● Task description
Using the records that follow, work out the number of lines with the word "mention" in them; reply with that number only.

● Task input
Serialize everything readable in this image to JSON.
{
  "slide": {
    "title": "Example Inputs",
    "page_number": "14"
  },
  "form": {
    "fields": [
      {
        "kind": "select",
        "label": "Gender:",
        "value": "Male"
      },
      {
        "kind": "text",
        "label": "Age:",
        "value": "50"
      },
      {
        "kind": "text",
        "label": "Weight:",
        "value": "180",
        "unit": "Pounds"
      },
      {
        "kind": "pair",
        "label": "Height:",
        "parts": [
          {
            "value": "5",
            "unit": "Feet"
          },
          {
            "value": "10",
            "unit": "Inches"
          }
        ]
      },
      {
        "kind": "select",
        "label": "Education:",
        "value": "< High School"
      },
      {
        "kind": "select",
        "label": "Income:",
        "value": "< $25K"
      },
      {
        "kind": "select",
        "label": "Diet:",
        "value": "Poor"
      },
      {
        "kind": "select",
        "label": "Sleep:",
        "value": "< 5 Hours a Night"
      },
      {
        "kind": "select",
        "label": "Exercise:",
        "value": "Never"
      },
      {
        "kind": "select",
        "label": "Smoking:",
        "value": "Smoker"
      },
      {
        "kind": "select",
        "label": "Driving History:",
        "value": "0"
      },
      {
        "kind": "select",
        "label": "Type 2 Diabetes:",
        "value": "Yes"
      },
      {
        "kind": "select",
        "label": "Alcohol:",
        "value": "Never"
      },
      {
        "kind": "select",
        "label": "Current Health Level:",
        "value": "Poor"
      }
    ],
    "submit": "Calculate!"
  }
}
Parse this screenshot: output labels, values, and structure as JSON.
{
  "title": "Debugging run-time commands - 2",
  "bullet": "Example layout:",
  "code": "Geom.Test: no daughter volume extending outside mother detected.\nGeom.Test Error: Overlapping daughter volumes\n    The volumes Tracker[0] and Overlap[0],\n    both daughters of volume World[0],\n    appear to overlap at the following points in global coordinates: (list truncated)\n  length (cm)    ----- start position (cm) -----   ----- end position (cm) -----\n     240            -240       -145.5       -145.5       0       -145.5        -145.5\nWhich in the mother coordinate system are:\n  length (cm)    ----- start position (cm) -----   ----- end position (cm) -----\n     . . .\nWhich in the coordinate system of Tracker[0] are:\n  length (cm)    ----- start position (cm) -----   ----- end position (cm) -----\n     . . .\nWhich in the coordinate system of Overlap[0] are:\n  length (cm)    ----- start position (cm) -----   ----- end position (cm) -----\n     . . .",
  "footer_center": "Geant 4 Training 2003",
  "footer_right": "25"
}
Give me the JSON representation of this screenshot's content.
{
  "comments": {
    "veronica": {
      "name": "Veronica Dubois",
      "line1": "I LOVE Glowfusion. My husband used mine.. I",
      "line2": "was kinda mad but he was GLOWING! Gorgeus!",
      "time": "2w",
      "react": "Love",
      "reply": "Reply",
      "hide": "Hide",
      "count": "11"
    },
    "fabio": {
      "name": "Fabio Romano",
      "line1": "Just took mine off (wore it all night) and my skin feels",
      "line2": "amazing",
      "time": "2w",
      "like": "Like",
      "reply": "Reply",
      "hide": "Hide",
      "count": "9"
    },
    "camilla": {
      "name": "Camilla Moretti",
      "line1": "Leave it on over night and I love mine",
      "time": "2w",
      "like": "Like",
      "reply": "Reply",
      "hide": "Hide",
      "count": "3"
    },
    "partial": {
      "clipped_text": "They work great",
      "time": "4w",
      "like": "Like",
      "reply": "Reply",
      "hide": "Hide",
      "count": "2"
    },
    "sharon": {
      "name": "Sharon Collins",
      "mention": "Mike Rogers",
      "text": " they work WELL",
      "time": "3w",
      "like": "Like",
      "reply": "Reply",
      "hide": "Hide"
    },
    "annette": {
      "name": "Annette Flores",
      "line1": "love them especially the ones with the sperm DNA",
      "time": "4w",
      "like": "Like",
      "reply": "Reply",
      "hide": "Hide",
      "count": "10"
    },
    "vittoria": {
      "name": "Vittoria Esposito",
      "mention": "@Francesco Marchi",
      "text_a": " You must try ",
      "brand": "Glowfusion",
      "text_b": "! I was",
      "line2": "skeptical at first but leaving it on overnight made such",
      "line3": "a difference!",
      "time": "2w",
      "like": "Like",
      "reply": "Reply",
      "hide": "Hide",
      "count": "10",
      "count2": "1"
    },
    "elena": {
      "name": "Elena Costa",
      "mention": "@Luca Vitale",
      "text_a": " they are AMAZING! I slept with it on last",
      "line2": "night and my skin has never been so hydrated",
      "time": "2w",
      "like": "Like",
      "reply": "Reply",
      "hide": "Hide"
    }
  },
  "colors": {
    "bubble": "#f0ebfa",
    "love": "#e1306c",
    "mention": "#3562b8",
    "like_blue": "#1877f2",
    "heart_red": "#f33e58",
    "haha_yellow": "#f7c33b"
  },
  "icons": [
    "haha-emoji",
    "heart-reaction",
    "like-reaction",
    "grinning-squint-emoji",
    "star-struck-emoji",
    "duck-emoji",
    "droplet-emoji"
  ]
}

● Answer to the exercise
4